The importance of job attributes in promoting job satisfaction has long been recognised.21 Large-scale surveys conducted with representative samples of the wider British workforce highlighted a decline in overall job satisfaction between 1992 and 2001, which was attributed to intensification of work effort and reduced task autonomy.18 Paperwork and increasing workloads were the two highest rated stressors in the present study and have figured prominently in previous studies of stress, satisfaction and mental health in GPs.15,19,22–25 In addition, GPs reported less satisfaction with freedom to choose their own method of working than was found in 1998. As it is the perception of a situation that impacts on stress and morale,26,27 unfavourable views held by GPs on such attributes are a cause for concern.
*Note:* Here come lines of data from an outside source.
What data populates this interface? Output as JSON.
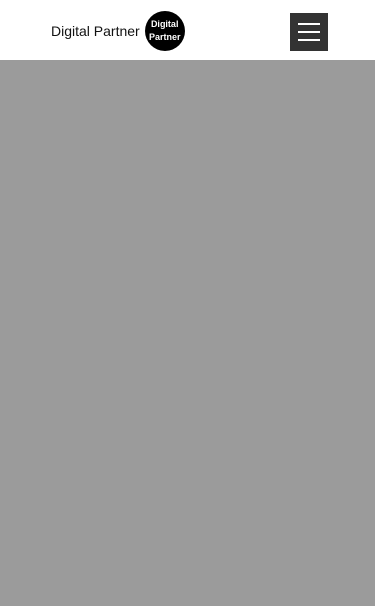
{
  "header": {
    "brand_text": "Digital Partner",
    "badge_line1": "Digital",
    "badge_line2": "Partner",
    "menu_icon": "hamburger-menu-icon"
  },
  "colors": {
    "header_bg": "#ffffff",
    "badge_bg": "#000000",
    "menu_button_bg": "#333333",
    "overlay_bg": "#9b9b9b"
  }
}
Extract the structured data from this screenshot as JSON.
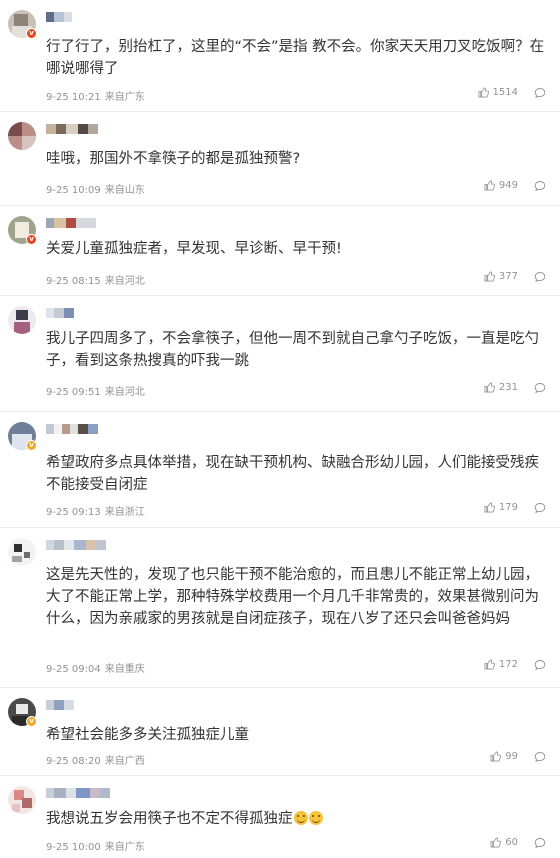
{
  "comments": [
    {
      "text": "行了行了，别抬杠了，这里的“不会”是指 教不会。你家天天用刀叉吃饭啊？在哪说哪得了",
      "time": "9-25 10:21",
      "location": "来自广东",
      "likes": "1514"
    },
    {
      "text": "哇哦，那国外不拿筷子的都是孤独预警?",
      "time": "9-25 10:09",
      "location": "来自山东",
      "likes": "949"
    },
    {
      "text": "关爱儿童孤独症者，早发现、早诊断、早干预!",
      "time": "9-25 08:15",
      "location": "来自河北",
      "likes": "377"
    },
    {
      "text": "我儿子四周多了，不会拿筷子，但他一周不到就自己拿勺子吃饭，一直是吃勺子，看到这条热搜真的吓我一跳",
      "time": "9-25 09:51",
      "location": "来自河北",
      "likes": "231"
    },
    {
      "text": "希望政府多点具体举措，现在缺干预机构、缺融合形幼儿园，人们能接受残疾不能接受自闭症",
      "time": "9-25 09:13",
      "location": "来自浙江",
      "likes": "179"
    },
    {
      "text": "这是先天性的，发现了也只能干预不能治愈的，而且患儿不能正常上幼儿园，大了不能正常上学，那种特殊学校费用一个月几千非常贵的，效果甚微别问为什么，因为亲戚家的男孩就是自闭症孩子，现在八岁了还只会叫爸爸妈妈",
      "time": "9-25 09:04",
      "location": "来自重庆",
      "likes": "172"
    },
    {
      "text": "希望社会能多多关注孤独症儿童",
      "time": "9-25 08:20",
      "location": "来自广西",
      "likes": "99"
    },
    {
      "text": "我想说五岁会用筷子也不定不得孤独症",
      "time": "9-25 10:00",
      "location": "来自广东",
      "likes": "60"
    }
  ],
  "icons": {
    "like": "thumbs-up-icon",
    "reply": "comment-bubble-icon",
    "verified": "verified-badge-icon"
  }
}
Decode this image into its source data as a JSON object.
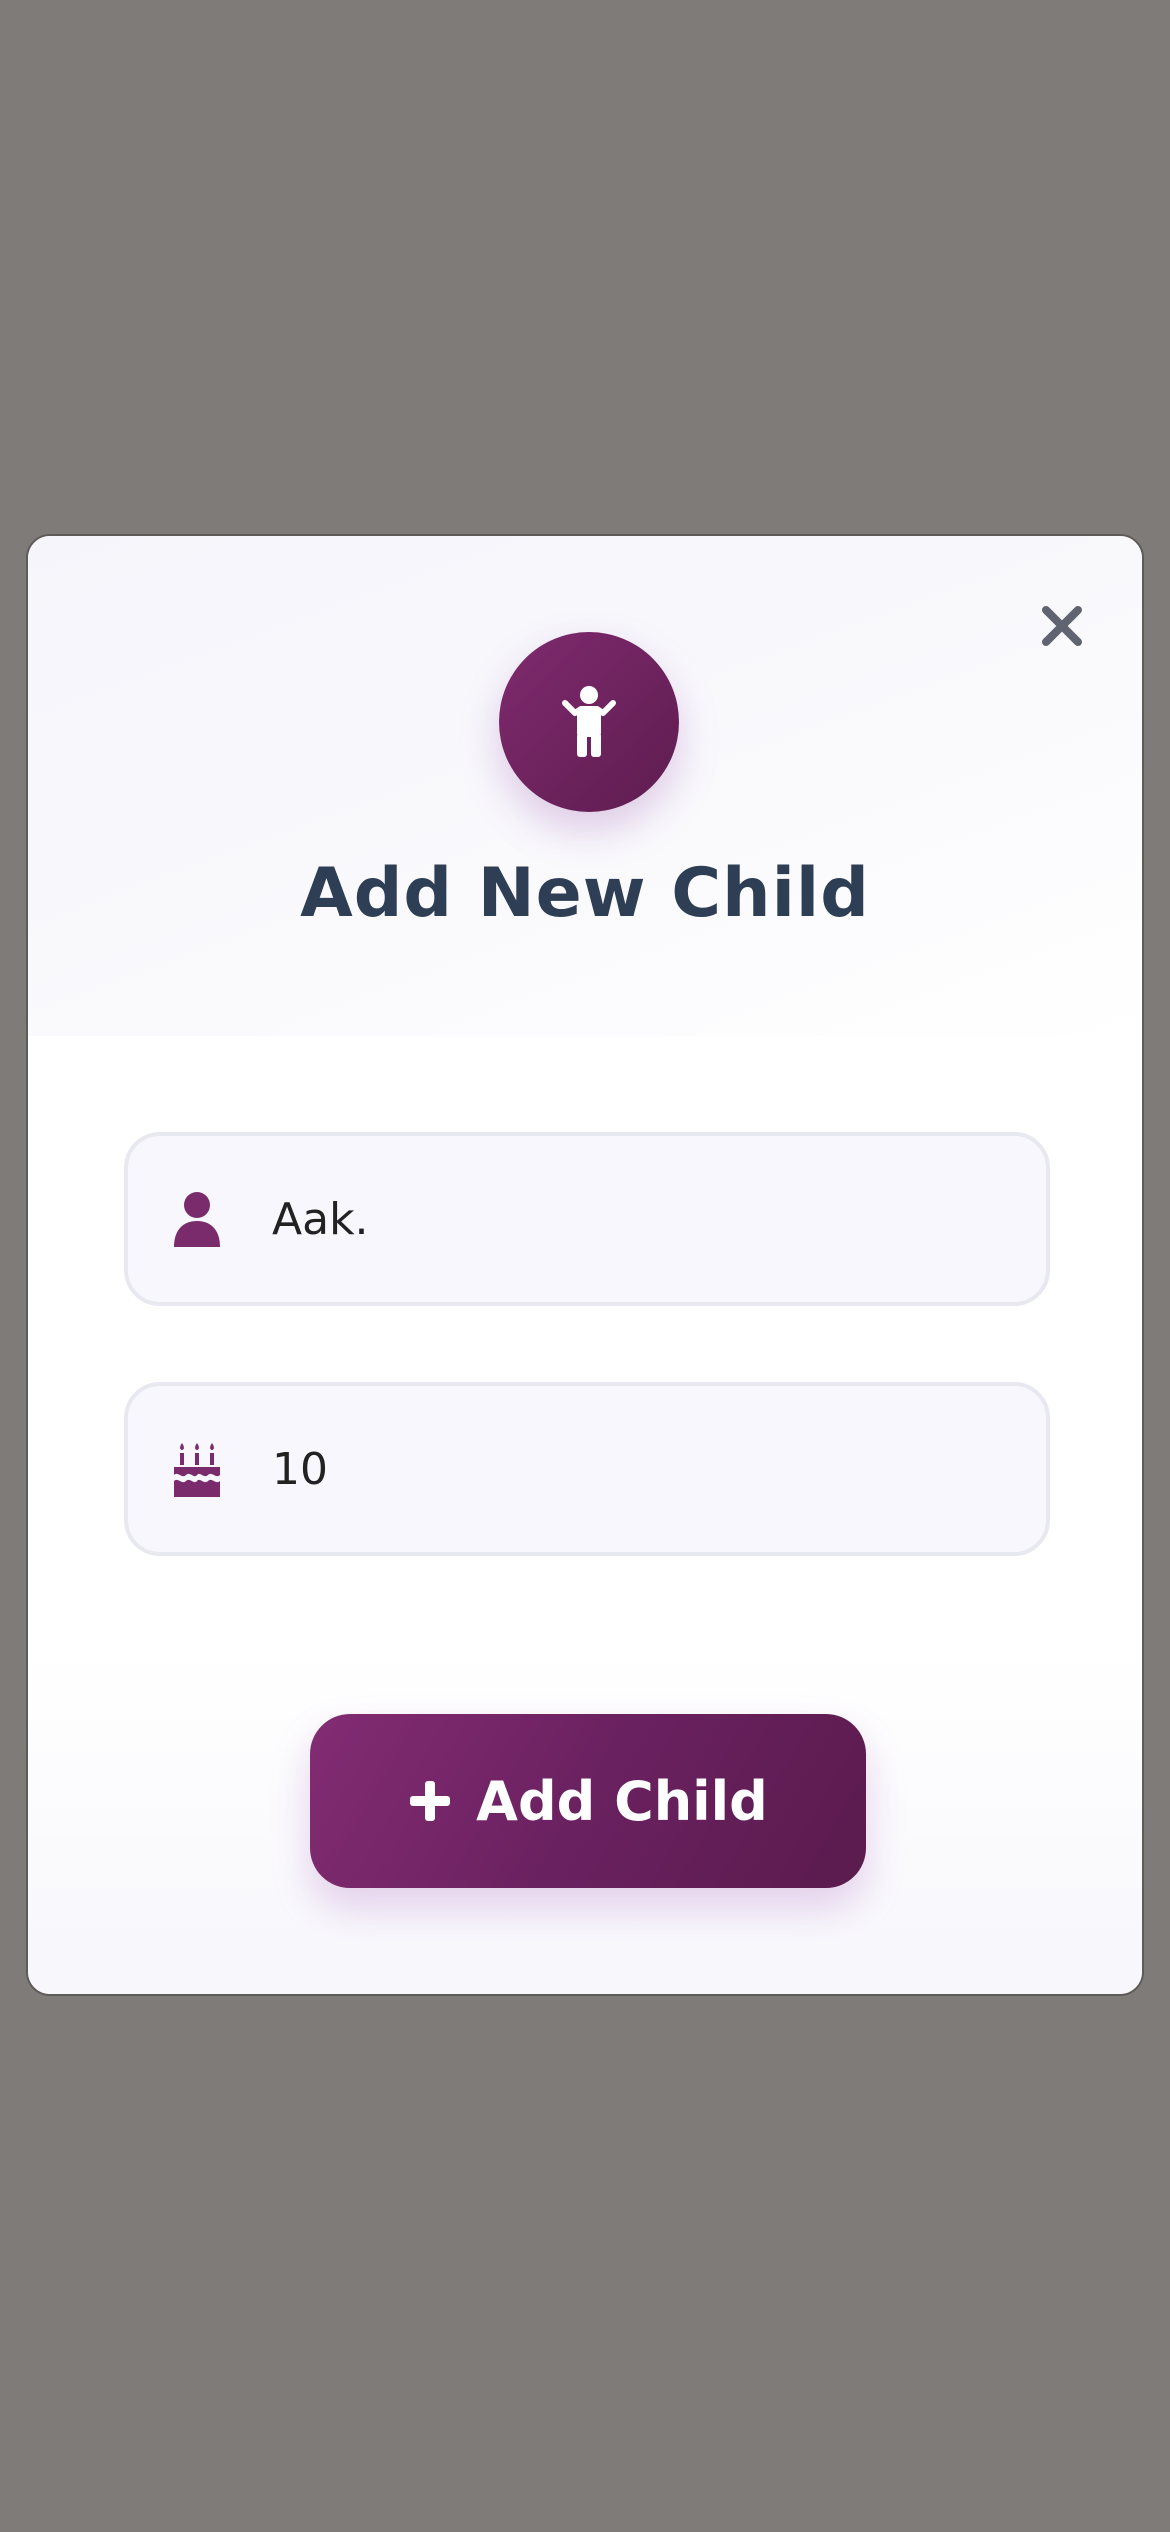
{
  "modal": {
    "title": "Add New Child",
    "close_icon": "close-icon",
    "header_icon": "child-icon"
  },
  "form": {
    "name": {
      "icon": "user-icon",
      "value": "Aak."
    },
    "age": {
      "icon": "birthday-cake-icon",
      "value": "10"
    }
  },
  "submit": {
    "icon": "plus-icon",
    "label": "Add Child"
  },
  "colors": {
    "accent": "#6e2462",
    "title": "#2e3e54",
    "overlay": "#7f7b79",
    "field_bg": "#f7f7fd"
  }
}
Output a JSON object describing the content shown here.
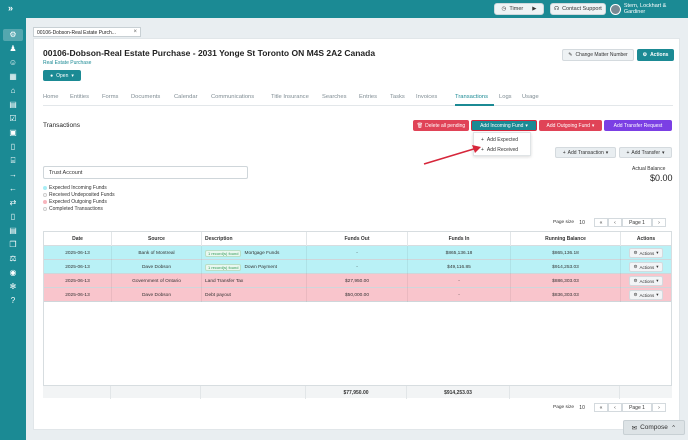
{
  "topbar": {
    "expand_icon": "chevrons-right-icon",
    "timer_label": "Timer",
    "support_label": "Contact Support",
    "user_name": "Stern, Lockhart & Gardiner"
  },
  "doc_tab": {
    "label": "00106-Dobson-Real Estate Purch..."
  },
  "matter": {
    "title": "00106-Dobson-Real Estate Purchase - 2031 Yonge St Toronto ON M4S 2A2 Canada",
    "subtitle": "Real Estate Purchase",
    "status_label": "Open",
    "change_number_label": "Change Matter Number",
    "actions_label": "Actions"
  },
  "tabs": [
    "Home",
    "Entities",
    "Forms",
    "Documents",
    "Calendar",
    "Communications",
    "Title Insurance",
    "Searches",
    "Entries",
    "Tasks",
    "Invoices",
    "Transactions",
    "Logs",
    "Usage"
  ],
  "active_tab": "Transactions",
  "section": {
    "title": "Transactions",
    "delete_label": "Delete all pending",
    "incoming_label": "Add Incoming Fund",
    "outgoing_label": "Add Outgoing Fund",
    "transfer_label": "Add Transfer Request",
    "dropdown": [
      "Add Expected",
      "Add Received"
    ],
    "add_transaction_label": "Add Transaction",
    "add_transfer_label": "Add Transfer",
    "trust_account_label": "Trust Account",
    "legend": [
      {
        "label": "Expected Incoming Funds",
        "color": "#a8eef5"
      },
      {
        "label": "Received Undeposited Funds",
        "color": "#ffffff"
      },
      {
        "label": "Expected Outgoing Funds",
        "color": "#f7b5bd"
      },
      {
        "label": "Completed Transactions",
        "color": "#ffffff"
      }
    ],
    "balance_label": "Actual Balance",
    "balance_value": "$0.00"
  },
  "pager": {
    "size_label": "Page size",
    "size_value": "10",
    "page_label": "Page 1"
  },
  "table": {
    "headers": [
      "Date",
      "Source",
      "Description",
      "Funds Out",
      "Funds In",
      "Running Balance",
      "Actions"
    ],
    "rows": [
      {
        "date": "2025-06-13",
        "source": "Bank of Montreal",
        "found": "1 record(s) found",
        "desc": "Mortgage Funds",
        "out": "-",
        "in": "$865,136.18",
        "bal": "$865,136.18",
        "act": "Actions"
      },
      {
        "date": "2025-06-13",
        "source": "Dave Dobson",
        "found": "1 record(s) found",
        "desc": "Down Payment",
        "out": "-",
        "in": "$49,116.85",
        "bal": "$914,253.03",
        "act": "Actions"
      },
      {
        "date": "2025-06-13",
        "source": "Government of Ontario",
        "found": "",
        "desc": "Land Transfer Tax",
        "out": "$27,950.00",
        "in": "-",
        "bal": "$886,303.03",
        "act": "Actions"
      },
      {
        "date": "2025-06-13",
        "source": "Dave Dobson",
        "found": "",
        "desc": "Debt payout",
        "out": "$50,000.00",
        "in": "-",
        "bal": "$836,303.03",
        "act": "Actions"
      }
    ],
    "row_colors": [
      "#b9f1f6",
      "#b9f1f6",
      "#f9c5cc",
      "#f9c5cc"
    ],
    "totals": {
      "out": "$77,950.00",
      "in": "$914,253.03"
    }
  },
  "compose_label": "Compose",
  "colors": {
    "teal": "#1b8a94",
    "red": "#e04357",
    "purple": "#7b3fe4"
  }
}
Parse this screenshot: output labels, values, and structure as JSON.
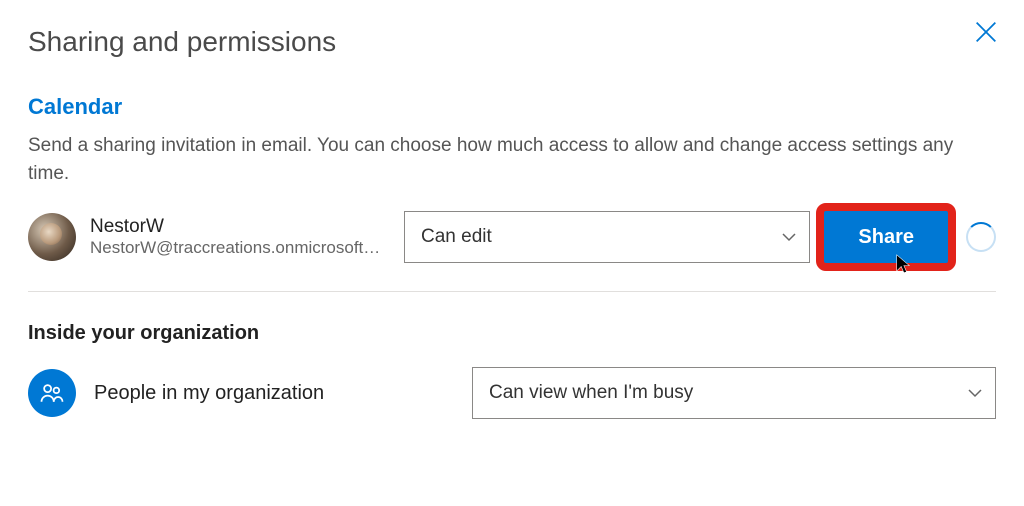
{
  "title": "Sharing and permissions",
  "section_link": "Calendar",
  "description": "Send a sharing invitation in email. You can choose how much access to allow and change access settings any time.",
  "invite": {
    "person": {
      "name": "NestorW",
      "email": "NestorW@traccreations.onmicrosoft…"
    },
    "permission_selected": "Can edit",
    "share_button_label": "Share"
  },
  "org_section": {
    "heading": "Inside your organization",
    "label": "People in my organization",
    "permission_selected": "Can view when I'm busy"
  },
  "colors": {
    "accent": "#0078d4",
    "highlight": "#e2231a"
  }
}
The last decade has seen a number of changes to the NHS impacting the role of GPs. The period between 1998 and 2001, which saw a marked decline in GP job satisfaction, was associated with the end of fundholding, the implementation of clinical governance systems to enhance quality of care, and the introduction of primary care groups (PCGs), PMS and additional primary care access points such as walk-in centres and NHS Direct. Changes since 2001 have included the abolition of health authorities, the replacement of PCGs with primary care trusts (PCTs) and changes in the levels and allocation of funding across PCTs. Above all, the present survey was conducted immediately before the implementation of the new GMS contract, bringing with it greater emphasis on performance-related pay and quality incentives. And yet despite this, and perhaps contrary to expectations, overall job satisfaction has increased since 2001 back to levels seen in 1998.
The job attributes associated with job dissatisfaction and pressure in 2004 were related to workload, time pressures and job control. Such problems could well be intensified by the new contract, particularly if GPs continue to experience difficulties in finding locums. The reasons for this shortage of locums are unknown and warrant further investigation. Strategies to enhance workforce capacity include the recruitment of more GPs and transferring work from doctors to other healthcare workers. Similarly, increased job control might be achieved by increasing the potential of doctors to decide when and how they undertake their work. While the government has implemented programmes that tackle some of these problems,2,28 our findings suggest that frontline GPs have yet to experience the full benefits. Addressing such issues may be key to maintaining morale as GPs move to implement the new contract.
We are grateful to the many GPs who took the time to participate in this research.
The study forms part of the core research programme of the National Primary Care Research and Development, which is funded by the Department of Health. The views expressed are those of the authors and do not necessarily reflect those of the Department of Health
The study was granted exempt status by the North West NHS Multi-centre Research Ethics Committee
The authors have stated that there are none